:: Source material

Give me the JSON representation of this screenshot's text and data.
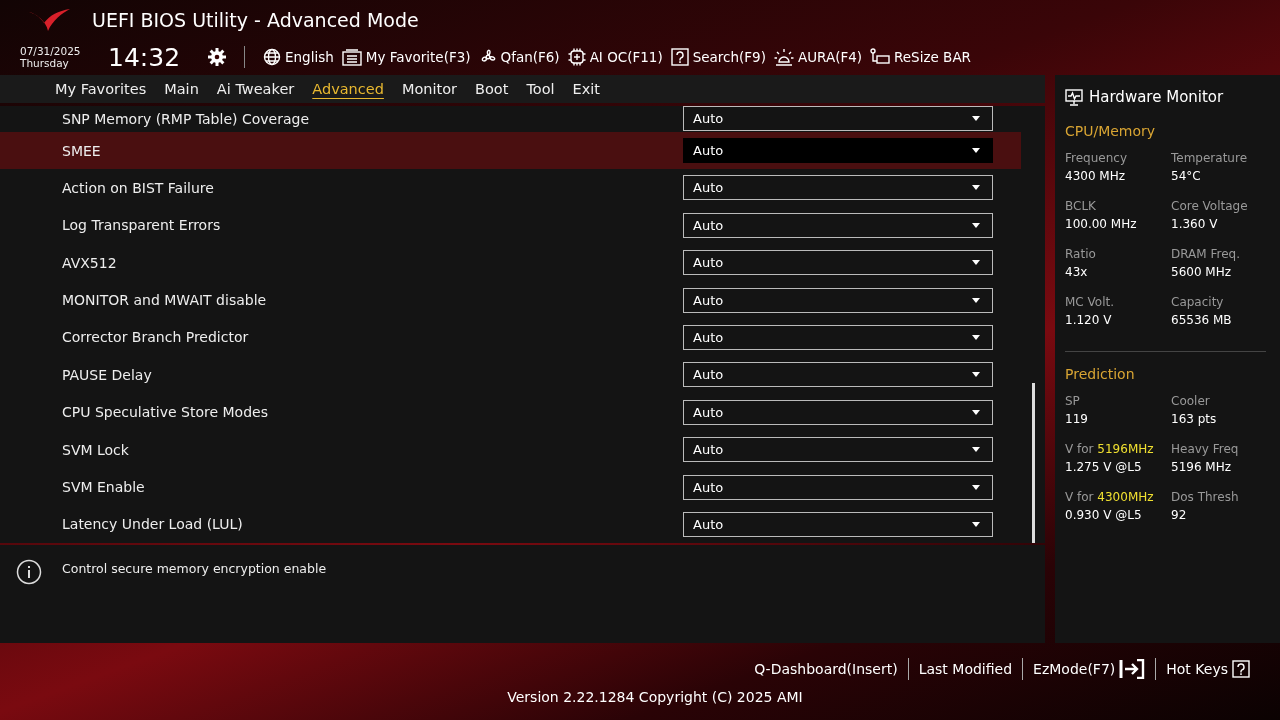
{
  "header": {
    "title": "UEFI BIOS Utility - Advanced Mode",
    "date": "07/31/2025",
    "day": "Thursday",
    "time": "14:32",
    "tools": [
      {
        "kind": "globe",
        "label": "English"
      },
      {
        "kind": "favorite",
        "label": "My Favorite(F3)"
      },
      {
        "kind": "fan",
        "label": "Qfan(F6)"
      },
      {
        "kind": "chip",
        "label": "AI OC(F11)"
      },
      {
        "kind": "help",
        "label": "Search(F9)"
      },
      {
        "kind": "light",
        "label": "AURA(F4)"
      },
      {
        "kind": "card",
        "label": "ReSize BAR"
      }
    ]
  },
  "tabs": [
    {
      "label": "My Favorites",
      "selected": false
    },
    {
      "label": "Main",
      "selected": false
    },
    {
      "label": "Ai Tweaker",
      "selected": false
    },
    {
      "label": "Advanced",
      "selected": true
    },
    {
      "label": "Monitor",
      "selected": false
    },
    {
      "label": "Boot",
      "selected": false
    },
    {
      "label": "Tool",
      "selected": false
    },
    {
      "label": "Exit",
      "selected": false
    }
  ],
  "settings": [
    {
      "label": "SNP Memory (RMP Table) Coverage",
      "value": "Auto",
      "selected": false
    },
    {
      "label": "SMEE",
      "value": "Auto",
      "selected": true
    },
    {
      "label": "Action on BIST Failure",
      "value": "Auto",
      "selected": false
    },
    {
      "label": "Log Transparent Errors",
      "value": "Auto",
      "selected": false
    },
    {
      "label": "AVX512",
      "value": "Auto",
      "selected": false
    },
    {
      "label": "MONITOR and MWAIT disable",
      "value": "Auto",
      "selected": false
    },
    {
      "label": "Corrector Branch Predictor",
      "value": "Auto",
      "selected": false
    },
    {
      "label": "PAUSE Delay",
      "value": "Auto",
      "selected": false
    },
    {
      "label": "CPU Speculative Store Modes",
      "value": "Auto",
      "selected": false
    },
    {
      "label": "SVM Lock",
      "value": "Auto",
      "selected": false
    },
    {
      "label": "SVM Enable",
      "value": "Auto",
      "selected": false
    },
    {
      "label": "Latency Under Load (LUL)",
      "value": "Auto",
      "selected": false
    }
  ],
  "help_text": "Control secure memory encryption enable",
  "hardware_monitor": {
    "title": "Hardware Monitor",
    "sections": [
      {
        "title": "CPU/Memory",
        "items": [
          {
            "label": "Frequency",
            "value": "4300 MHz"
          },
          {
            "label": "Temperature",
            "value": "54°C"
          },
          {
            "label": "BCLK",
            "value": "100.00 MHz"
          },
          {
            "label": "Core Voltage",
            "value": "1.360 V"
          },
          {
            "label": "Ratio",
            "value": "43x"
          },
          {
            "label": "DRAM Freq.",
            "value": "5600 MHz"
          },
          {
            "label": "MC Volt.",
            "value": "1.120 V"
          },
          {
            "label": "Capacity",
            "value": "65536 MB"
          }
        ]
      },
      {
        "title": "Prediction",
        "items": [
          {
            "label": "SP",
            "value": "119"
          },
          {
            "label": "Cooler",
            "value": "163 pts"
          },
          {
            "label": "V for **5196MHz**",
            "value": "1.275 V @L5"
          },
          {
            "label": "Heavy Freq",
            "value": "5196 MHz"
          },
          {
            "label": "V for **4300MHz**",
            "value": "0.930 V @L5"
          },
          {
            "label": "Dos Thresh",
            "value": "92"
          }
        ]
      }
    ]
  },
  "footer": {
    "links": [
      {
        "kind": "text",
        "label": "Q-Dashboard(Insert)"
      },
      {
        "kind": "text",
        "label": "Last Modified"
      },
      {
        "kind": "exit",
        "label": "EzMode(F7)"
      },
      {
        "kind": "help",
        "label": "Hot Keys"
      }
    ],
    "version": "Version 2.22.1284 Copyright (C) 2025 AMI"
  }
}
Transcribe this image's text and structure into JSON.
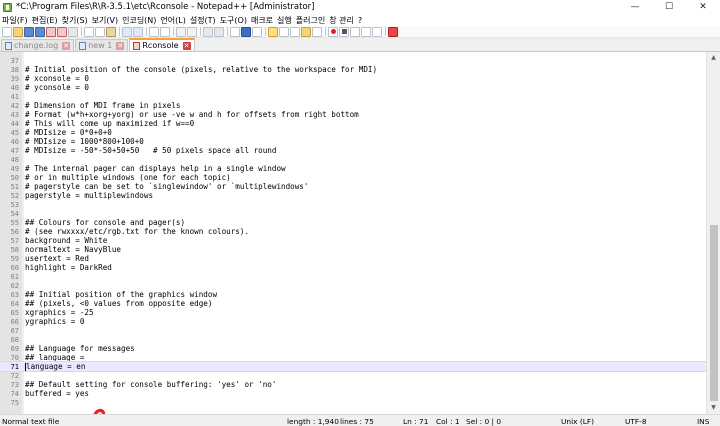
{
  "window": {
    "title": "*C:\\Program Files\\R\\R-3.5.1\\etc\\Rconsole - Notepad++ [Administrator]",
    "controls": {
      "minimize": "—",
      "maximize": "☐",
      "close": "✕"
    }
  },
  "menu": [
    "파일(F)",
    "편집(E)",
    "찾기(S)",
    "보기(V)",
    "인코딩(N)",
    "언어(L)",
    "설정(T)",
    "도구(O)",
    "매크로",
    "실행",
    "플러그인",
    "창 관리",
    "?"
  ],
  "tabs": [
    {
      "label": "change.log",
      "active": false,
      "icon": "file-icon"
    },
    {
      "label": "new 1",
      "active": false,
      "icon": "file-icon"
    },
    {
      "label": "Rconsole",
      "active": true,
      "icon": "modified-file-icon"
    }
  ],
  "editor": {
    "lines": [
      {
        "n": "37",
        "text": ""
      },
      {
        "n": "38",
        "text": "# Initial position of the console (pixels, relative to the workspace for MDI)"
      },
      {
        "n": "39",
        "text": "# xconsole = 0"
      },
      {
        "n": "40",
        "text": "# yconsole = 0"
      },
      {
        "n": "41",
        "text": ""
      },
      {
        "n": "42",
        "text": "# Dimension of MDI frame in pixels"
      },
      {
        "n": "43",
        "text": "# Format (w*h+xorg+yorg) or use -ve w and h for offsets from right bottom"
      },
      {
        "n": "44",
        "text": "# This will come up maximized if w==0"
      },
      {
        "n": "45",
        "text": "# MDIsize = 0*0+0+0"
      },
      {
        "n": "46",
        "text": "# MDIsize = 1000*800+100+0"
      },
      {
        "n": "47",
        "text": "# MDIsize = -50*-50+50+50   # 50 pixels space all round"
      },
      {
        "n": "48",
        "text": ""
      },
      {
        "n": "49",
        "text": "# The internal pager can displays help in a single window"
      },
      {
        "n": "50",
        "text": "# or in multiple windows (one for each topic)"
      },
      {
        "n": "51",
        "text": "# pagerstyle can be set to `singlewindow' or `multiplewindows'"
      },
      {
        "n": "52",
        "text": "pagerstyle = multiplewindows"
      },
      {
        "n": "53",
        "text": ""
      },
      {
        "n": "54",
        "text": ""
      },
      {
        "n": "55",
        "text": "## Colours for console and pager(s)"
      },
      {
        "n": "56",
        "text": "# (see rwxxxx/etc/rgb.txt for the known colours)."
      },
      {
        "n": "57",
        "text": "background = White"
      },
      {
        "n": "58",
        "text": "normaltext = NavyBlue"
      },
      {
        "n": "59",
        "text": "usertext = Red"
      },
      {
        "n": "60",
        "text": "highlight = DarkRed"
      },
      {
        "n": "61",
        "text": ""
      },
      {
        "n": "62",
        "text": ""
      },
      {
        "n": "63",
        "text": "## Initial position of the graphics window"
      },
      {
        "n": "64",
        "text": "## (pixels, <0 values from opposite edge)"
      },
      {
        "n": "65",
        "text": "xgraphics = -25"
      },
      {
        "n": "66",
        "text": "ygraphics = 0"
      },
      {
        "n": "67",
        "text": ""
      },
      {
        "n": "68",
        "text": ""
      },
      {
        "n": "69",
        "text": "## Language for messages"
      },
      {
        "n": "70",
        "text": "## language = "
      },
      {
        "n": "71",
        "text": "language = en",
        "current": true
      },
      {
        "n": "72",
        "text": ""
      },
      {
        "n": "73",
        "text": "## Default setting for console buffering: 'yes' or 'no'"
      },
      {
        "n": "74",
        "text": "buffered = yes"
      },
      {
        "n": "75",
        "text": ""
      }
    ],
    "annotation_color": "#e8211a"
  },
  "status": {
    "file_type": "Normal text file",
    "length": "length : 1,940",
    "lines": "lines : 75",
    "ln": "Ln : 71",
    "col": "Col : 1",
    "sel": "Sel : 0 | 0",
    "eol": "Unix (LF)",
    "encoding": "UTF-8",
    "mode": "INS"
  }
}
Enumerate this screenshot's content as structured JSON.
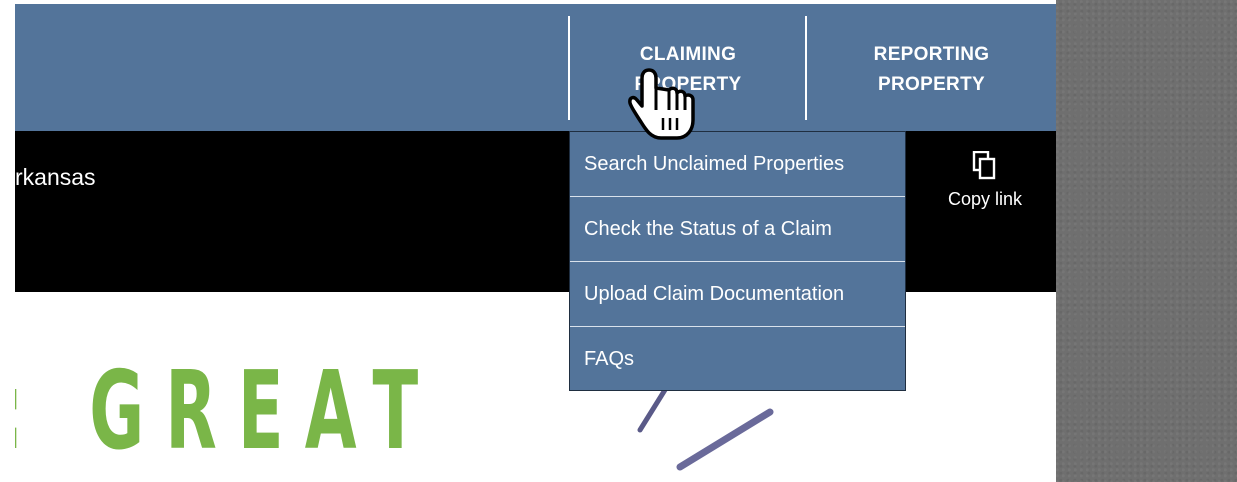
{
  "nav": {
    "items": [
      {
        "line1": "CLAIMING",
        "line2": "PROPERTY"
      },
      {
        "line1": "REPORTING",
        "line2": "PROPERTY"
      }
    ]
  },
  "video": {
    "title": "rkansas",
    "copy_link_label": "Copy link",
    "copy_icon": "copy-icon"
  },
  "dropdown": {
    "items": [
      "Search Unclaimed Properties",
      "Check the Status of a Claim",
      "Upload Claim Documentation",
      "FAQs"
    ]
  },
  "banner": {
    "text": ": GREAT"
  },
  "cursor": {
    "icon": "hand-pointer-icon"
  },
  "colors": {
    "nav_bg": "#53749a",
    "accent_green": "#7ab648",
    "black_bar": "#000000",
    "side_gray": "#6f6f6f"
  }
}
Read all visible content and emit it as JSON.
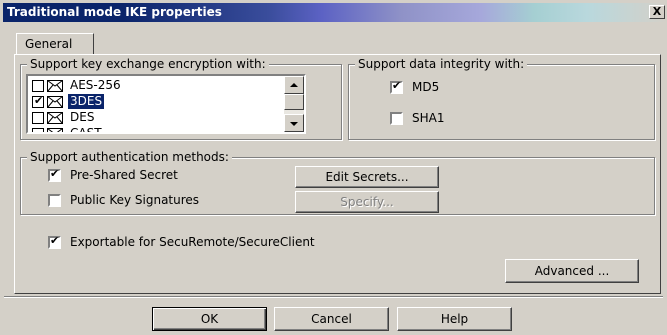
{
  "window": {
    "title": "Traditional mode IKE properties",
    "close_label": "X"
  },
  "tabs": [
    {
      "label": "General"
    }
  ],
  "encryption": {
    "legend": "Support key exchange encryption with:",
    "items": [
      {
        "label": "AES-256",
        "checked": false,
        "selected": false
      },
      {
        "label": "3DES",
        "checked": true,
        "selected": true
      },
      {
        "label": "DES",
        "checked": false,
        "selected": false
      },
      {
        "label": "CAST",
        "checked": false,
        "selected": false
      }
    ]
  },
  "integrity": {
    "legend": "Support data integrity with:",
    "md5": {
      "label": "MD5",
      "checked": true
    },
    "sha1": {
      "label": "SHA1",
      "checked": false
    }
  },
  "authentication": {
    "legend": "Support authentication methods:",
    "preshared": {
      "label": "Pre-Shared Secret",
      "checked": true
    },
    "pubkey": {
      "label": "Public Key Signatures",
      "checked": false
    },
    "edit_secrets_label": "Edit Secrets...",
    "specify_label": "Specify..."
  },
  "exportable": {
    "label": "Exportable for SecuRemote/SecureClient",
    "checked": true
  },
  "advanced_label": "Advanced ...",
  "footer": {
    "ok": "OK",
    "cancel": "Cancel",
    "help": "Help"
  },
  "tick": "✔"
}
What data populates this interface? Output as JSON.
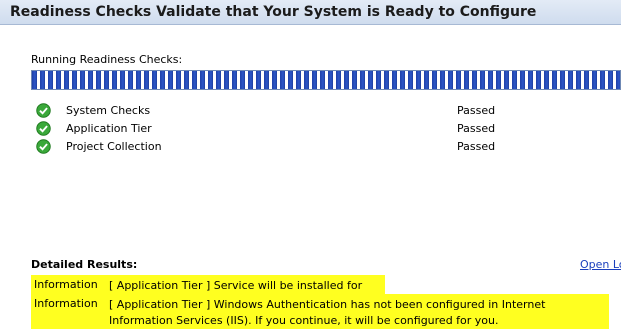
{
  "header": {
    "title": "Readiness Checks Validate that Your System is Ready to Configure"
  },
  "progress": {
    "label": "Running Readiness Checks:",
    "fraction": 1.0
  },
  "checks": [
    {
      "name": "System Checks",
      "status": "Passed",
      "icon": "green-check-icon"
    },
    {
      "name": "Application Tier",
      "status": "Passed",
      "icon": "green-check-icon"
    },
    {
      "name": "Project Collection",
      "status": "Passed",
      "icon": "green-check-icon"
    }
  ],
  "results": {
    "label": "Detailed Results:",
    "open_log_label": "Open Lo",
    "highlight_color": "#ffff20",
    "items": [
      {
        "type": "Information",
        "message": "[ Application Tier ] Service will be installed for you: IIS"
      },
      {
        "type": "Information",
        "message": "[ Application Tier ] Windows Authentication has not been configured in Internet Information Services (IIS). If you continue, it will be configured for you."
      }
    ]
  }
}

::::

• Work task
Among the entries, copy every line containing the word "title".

• Task output
    "title": "UEFI BIOS Utility - Advanced Mode",
    "title": "Hardware Monitor",
        "title": "CPU/Memory",
        "title": "Prediction",
    "title": "*C:\\Program Files\\R\\R-3.5.1\\etc\\Rconsole - Notepad++ [Administrator]",
    "title": "rkansas",
    "title": "Traditional mode IKE properties",
    "title": "Readiness Checks Validate that Your System is Ready to Configure"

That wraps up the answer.